RICHARD I. RUGGLES
Commerce was the primary agency in the exploration and discovery of the northern part of America. Exploration was the necessary consequence of a burgeoning trade in furs, whereas geographical inquiry was a lesser inducement for coasting intricate and dangerous shorelines and venturing across the vast interior of the continent. The impetus of the pioneer trading expedition of the ship Nonsuch into Hudson Bay in 1668 was not discovery, which was a relatively unimportant motive; rather, the goals were to gauge the potential of the trade in furs with the Cree Indians in the Bottom of the Bay,1 to assess the feasibility of this large region as a colony, and to advance the quest for valuable minerals. These three purposes-- trade profit, colonial advantage, and mineral riches--were at the forefront of British activity for the following century and a quarter, stemming from this trial British trading venture.
Whereas geographical curiosity played a muted role in the exploration history of the northern and western regions of the continent, geographical strategy was pivotal. Trading enterprises found it vital to unravel the interconnections of rivers and lakes and their outflow to seas, to measure directions and distances between significant nodes along the emerging paths of trade, to surmount mountainous barricades, to map out the interdigitations of tundra, forest, parkbelt, and grassland, and to become cognizant of the territories of the peoples of the region.
Based on such knowledge, groups expanded their facilities, jockeying for trade advantage in reference to the geographical pattern of their rivals' trade economies.
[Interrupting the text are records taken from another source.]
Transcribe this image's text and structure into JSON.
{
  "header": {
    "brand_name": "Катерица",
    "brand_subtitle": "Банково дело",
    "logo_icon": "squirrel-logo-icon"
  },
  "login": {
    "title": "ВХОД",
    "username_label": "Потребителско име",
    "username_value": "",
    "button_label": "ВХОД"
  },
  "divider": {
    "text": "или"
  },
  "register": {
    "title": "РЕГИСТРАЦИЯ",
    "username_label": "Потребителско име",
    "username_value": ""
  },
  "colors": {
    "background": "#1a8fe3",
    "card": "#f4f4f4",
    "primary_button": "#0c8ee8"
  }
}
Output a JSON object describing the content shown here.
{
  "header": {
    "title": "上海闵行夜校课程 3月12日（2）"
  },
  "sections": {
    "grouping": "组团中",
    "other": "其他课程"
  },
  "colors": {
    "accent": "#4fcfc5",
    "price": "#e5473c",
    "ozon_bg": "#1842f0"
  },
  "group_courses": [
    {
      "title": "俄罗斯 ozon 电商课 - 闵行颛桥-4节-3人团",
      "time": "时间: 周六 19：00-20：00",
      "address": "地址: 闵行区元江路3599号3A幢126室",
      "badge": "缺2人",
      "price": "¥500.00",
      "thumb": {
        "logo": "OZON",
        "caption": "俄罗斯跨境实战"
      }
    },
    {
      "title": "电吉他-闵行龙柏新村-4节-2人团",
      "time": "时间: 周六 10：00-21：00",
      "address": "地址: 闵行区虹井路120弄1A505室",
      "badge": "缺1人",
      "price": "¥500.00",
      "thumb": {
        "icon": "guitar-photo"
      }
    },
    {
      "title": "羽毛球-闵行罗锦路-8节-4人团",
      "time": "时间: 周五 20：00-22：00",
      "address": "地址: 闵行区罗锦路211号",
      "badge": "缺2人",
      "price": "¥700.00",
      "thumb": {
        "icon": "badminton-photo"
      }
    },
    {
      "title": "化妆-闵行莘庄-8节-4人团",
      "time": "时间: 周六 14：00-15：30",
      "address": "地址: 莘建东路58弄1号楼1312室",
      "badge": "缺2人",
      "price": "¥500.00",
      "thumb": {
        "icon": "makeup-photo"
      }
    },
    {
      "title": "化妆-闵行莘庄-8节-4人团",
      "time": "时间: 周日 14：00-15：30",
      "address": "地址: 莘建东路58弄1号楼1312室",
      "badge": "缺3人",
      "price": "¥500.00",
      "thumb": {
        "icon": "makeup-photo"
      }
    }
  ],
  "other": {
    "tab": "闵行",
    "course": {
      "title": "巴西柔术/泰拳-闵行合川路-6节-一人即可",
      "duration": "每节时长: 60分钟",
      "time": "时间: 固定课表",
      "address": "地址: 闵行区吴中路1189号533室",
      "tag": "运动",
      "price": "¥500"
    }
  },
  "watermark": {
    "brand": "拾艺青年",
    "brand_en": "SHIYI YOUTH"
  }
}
The backers of the first English expeditions were enticed to invest in a venture that was to be intruded into an existing system; their strategy was the eventual circumvention of the geographical pattern of the French fur trade concentrated in the Saint Lawrence-Great Lakes basin. This would allow the merchants to carry their goods directly into the heart of the continent. To pursue this stratagem successfully required that the